The Old Man Who Made the Trees BlossomPosted: 14 March 2011
As the world has been watching Japan this week I thought it fitting to share another Japanese folk tale. This is for everyone who is in Japan or who is waiting for news about friends and loved ones. Spring is on its way. The wonderful symbol of Japan, the sakura, will soon blossom again. Our prayers are with you.
There once was an old man and his wife who lived in a modest house in a small village. The old couple were very kind to all they met. Unfortunately, they lived next door to another man and his wife who were mean and unfriendly. The kind old couple owned a pure white dog named Shiro, and loved him with all their hearts.
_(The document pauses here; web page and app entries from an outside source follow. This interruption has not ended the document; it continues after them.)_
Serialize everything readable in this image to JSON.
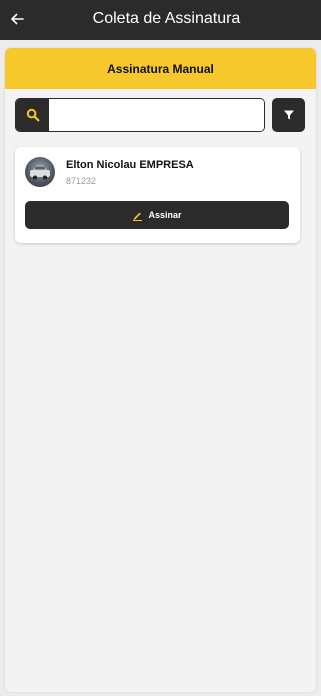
{
  "appbar": {
    "title": "Coleta de Assinatura",
    "back_icon": "arrow-left-icon"
  },
  "panel": {
    "header": "Assinatura Manual"
  },
  "search": {
    "icon": "search-icon",
    "value": "",
    "placeholder": ""
  },
  "filter": {
    "icon": "filter-icon"
  },
  "records": [
    {
      "name": "Elton Nicolau EMPRESA",
      "code": "871232",
      "action_label": "Assinar",
      "action_icon": "pencil-icon"
    }
  ],
  "colors": {
    "appbar": "#2b2b2b",
    "accent": "#f6c82b",
    "background": "#ececec"
  }
}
However, their neighbours hated dogs and threw stones at Shiro whenever the poor dog came too far into their garden.
One day, the kind old man heard Shiro barking excitedly behind the house. “Let’s go and see what he wants,” said his wife, and they followed Shiro into the garden. The dog began to dig furiously into the hard ground. The old man fetched a spade and helped Shiro dig, until he hit something hard which had been buried in the soil. It was a pot which was filled with gold coins. The old couple rejoiced over the find and thanked Shiro wholeheartedly, for they had never been well-off.
However, the old couple who lived next-door had also heard Shiro barking and had seen everything that had happened. They wanted gold for themselves too, and so asked to borrow Shiro for a while. The old couple were happy that their neighbours had taken to Shiro and so gladly lent him to them.
When the mean old couple had Shiro to themselves and their neighbours were not watching, they took the dog into their own back yard. “Now, dig!” said the old man, “and find us some gold too, or we will beat you!”. Dutifully the dog began digging. The mean old man was so excited that he pushed the dog aside and dug down with his own spade. However, all he found was a heap of smelly rubbish which had been hidden underground. The mean old man was so angry that he beat Shiro until the dog was dead.
The kind old couple were very sad when they heard that their beloved companion was dead, for Shiro had been like a child to them. The mean old couple had, of course, told them that Shiro had dropped dead of his own accord.
The old couple buried Shiro in the garden and planted a pine tree over his grave to protect it from the wind and rain. Every day they returned to water it. Soon the tree shot up and in just a few years had become rather big. In a dream, the old man saw many wild dogs attack the tree and pull it down. He told his wife, and they thought long and hard about what to do. Then the old woman had an idea. “Shiro loved rice cakes. Why don’t we cut the tree down to make a mortar, and make some in memory of him?”
So the old man cut down the tree, and the old woman placed rice into it to make rice cakes. But no sooner had they begun to pound the rice, it all turned to gold before their eyes. The old couple were amazed. They rejoiced and thanked the tree, as they knew that this was Shiro’s spirit which had returned to the tree to watch over them.
However, once again their mean and jealous neighbours saw everything and became jealous. “Let’s ask for that mortar so we can make ourselves some gold too,” said the mean old man. So they asked the kind old couple for the mortar. The couple gladly lent the mortar to their neighbours, who took it greedily and began pounding rice in it as soon as the kind couple were not looking.
However to the mean couple’s disgust, the rice turned not into gold but into sewage. The mean old man was so angry that he took up his axe and chopped up the beautiful mortar, burning it in his stove. When the kind old couple heard what had happened, they were very sad; the mortar had reminded them so of the little dog they had loved so much. Of course, the mean old couple did not tell them the truth about what had happened. That night the old couple went to bed sighing, for they no longer had anything to remember Shiro by.
Winter came swiftly and pretty soon, all the trees were bare. However, one night the old man dreamed that Shiro had told them to take some of the ashes from the mortar, and scatter them on the cherry trees in the garden. So when morning came, the old man went to his neighbour and asked for some ashes, which they then sprinkled on the barren trees.
To their astonishment all the cherry trees in the old couple’s garden began to bloom. The amazing sight soon drew onlookers from far and wide; even a great Daimyo, who was very taken with the beautiful trees. In the Daimyo’s garden was a magnificent cherry tree which had not blossomed for many years. He was so impressed by the old couple’s trees that he asked the old man to make his tree bloom like theirs. The kindly old man travelled to the Daimyo’s palace and sprinkled some of the ashes on the tree.
Merely days passed before the Daimyo’s tree flourished once more. He was so pleased that he gave the old couple many presents and so much money that they were able to build a much nicer house. The grateful Daimyo then gave the old man a special name; Hanasaka Jiisan [花咲か爺], which means ‘old man who made the trees blossom’. Hanasaka and his wife lived happily for many years after.
Year upon year –
fertilizing the cherry trees:
cherry blossom dust.
Matsuo Bashō [松尾 芭蕉] 1644-1694